Personalised medicine continues to develop and drive change away from the ‘one size fits all’ delivery of care. The rate of development of healthcare innovation is increasing, as is the cost and the expectations of the public for improvements in NHS services.
Given these developments, and the genomics focus of the AHSN’s personalised medicine work programme, technologies with an ‘omics component were selected for analysis in this report. Each technology presents an opportunity for the AHSN Network to support innovation adoption and spread.
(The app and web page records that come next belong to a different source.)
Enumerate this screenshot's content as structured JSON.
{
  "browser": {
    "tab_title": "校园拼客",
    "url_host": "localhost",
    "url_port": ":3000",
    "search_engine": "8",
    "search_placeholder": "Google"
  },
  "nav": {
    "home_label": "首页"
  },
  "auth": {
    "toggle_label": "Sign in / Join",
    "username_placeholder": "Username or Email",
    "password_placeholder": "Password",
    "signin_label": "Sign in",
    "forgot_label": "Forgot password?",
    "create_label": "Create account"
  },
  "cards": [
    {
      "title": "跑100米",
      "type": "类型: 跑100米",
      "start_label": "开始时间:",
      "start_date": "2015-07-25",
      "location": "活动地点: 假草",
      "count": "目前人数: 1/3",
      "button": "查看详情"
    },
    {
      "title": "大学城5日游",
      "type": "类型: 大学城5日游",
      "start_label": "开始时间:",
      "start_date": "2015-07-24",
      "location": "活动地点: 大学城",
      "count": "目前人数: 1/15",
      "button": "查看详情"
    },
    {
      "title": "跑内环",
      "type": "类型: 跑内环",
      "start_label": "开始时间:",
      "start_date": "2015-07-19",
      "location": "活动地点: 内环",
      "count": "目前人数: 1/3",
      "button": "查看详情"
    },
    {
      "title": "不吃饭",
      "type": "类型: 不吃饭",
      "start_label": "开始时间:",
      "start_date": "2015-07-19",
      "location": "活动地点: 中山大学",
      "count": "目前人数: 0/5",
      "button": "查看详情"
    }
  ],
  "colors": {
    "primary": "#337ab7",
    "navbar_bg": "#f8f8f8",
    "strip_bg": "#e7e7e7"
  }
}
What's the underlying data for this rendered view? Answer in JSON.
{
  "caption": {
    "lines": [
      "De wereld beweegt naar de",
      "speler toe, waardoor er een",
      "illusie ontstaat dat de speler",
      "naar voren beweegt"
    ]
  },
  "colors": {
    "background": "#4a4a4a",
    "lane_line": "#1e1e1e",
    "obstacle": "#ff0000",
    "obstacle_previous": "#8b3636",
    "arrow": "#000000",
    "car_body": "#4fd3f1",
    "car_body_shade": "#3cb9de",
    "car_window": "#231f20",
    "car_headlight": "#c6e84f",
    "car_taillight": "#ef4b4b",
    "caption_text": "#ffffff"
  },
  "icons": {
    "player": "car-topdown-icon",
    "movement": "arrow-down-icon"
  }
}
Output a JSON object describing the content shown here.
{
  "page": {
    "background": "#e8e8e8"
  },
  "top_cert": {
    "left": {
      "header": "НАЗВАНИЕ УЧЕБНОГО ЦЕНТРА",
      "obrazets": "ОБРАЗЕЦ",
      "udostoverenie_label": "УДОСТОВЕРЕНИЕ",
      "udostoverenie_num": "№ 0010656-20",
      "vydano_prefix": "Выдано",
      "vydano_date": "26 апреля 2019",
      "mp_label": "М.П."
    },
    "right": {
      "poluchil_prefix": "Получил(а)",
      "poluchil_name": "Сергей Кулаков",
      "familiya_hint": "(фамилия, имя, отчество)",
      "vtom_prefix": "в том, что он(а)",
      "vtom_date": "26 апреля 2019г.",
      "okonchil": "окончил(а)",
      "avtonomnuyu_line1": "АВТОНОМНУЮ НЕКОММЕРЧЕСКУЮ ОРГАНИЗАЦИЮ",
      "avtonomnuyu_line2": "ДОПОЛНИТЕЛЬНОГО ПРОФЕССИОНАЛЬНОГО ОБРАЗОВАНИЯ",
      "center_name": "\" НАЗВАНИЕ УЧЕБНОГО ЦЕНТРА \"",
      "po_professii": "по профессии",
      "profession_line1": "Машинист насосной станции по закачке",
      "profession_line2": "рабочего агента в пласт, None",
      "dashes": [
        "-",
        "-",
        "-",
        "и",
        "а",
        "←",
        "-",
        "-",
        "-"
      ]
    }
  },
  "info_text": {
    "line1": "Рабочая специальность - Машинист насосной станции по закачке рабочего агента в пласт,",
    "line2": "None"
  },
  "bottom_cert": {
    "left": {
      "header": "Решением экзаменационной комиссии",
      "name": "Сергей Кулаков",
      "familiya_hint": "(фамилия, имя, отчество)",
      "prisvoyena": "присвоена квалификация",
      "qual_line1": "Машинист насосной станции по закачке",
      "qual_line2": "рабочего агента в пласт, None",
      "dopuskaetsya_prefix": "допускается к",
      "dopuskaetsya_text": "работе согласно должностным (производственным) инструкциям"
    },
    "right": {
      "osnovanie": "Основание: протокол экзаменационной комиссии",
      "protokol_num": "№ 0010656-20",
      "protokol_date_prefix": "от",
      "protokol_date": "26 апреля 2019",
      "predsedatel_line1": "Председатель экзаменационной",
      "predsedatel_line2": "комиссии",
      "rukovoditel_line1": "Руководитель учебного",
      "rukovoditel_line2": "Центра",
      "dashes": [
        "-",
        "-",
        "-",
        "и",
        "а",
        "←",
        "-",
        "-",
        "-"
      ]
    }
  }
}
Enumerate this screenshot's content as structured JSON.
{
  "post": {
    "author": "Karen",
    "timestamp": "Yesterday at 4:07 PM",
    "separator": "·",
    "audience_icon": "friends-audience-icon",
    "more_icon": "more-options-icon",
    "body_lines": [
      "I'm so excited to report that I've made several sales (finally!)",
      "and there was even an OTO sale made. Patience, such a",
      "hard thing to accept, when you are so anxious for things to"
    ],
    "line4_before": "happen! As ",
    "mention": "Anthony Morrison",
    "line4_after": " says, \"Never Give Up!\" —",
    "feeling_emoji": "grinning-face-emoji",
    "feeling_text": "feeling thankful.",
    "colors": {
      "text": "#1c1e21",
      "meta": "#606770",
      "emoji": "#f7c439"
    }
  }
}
Earlier this year the Academic Health Science Network (AHSN) commissioned the PHG Foundation to produce a report that presents an evidence review of genomics and genomics-related technologies that will have an impact on the delivery of personalised medicine within two to three years or even sooner given the current pace of change arising from the COVID-19 pandemic.
The report builds on the 2018 publication ‘The Personalised Medicine Technology Landscape’ and underpins the AHSN Networks work in delivering a thematic programme on personalised medicine, established to support the implementation of novel diagnostic and treatment approaches that make use of genomics and other ‘omics technologies.
The report was launched today via a webinar, featuring a film that can be viewed here. Tony Davis, WMAHSN Director of Innovation & Economic Growth commissioned the report, wrote the forward, worked on delivering the report, video and webinar and will be responsible for chairing the work group formed for taking the recommendations forward.
In the report's foreword, Tony Davis explains, "By using genomics to understand the most effective mode of care for the individual, we can improve the impact of treatment. Genomics is a step change in personalised medicine, but it should be understood that it is not personalised medicine per se. It should be viewed as part of an innovative personalised medicine toolkit alongside other diagnostics that has now expanded to include a wider family of genomics-related and other ‘omics technologies, such as proteomics, transcriptomics and pharmacogenomics."